According to the article, the old model of having firms teach associates how to practice may be permanently broken:
... for decades, clients have essentially underwritten the training of new lawyers, paying as much as $300 an hour for the time of associates learning on the job. But the downturn in the economy, and long-running efforts to rethink legal fees, have prompted more and more of those clients to send a simple message to law firms: Teach new hires on your own dime.Clients just won't stand on having an unqualified attorney handle any part of their case:
Last year, a survey by American Lawyer found that 47 percent of law firms had a client say, in effect, “We don’t want to see the names of first- or second-year associates on our bills.” Other clients are demanding that law firms charge flat fees.Readers of this blog may recall a recent post about value billing. This is a direct result of this kind of client attitude and the need to measure the client's reaction to the firm's rate structure.
The net result? Again, from the article:

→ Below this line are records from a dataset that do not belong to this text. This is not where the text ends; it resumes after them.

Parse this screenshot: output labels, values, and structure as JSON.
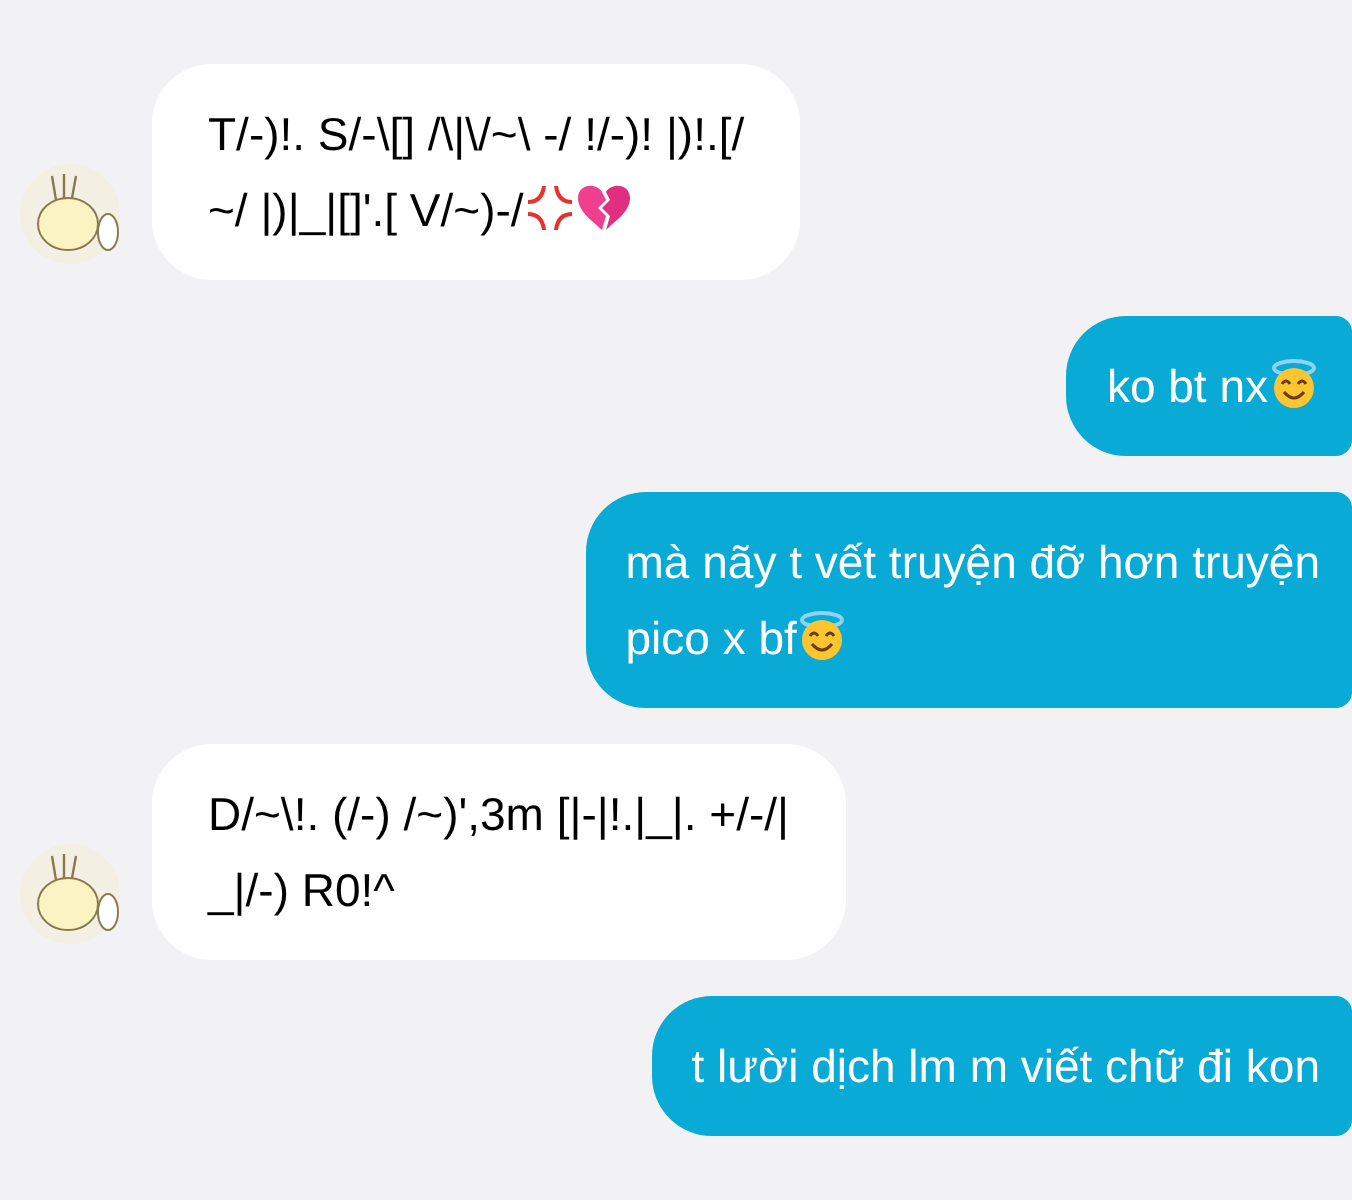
{
  "messages": [
    {
      "kind": "incoming",
      "text": "T/-)!. S/-\\[] /\\|\\/~\\ -/ !/-)! |)!.[/\n~/ |)|_|[]'.[ V/~)-/",
      "end_icons": [
        {
          "kind": "anger"
        },
        {
          "kind": "broken-heart"
        }
      ]
    },
    {
      "kind": "outgoing",
      "text": "ko bt nx",
      "end_icons": [
        {
          "kind": "halo-smile"
        }
      ]
    },
    {
      "kind": "outgoing",
      "text": "mà nãy t vết truyện đỡ hơn truyện\npico x bf",
      "end_icons": [
        {
          "kind": "halo-smile"
        }
      ]
    },
    {
      "kind": "incoming",
      "text": "D/~\\!. (/-) /~)',3m [|-|!.|_|. +/-/|\n_|/-) R0!^"
    },
    {
      "kind": "outgoing",
      "text": "t lười dịch lm m viết chữ đi kon"
    }
  ]
}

The legal services market has shrunk for three consecutive years, according to the Bureau of Labor Statistics. Altogether, the top 250 firms — which hired 27 percent of graduates from the top 50 law schools last year — have lost nearly 10,000 jobs since 2008, according to an April survey by The National Law Journal.This is all part of a discussion that may actually result in some positive change in favor of a more practice oriented curriculum.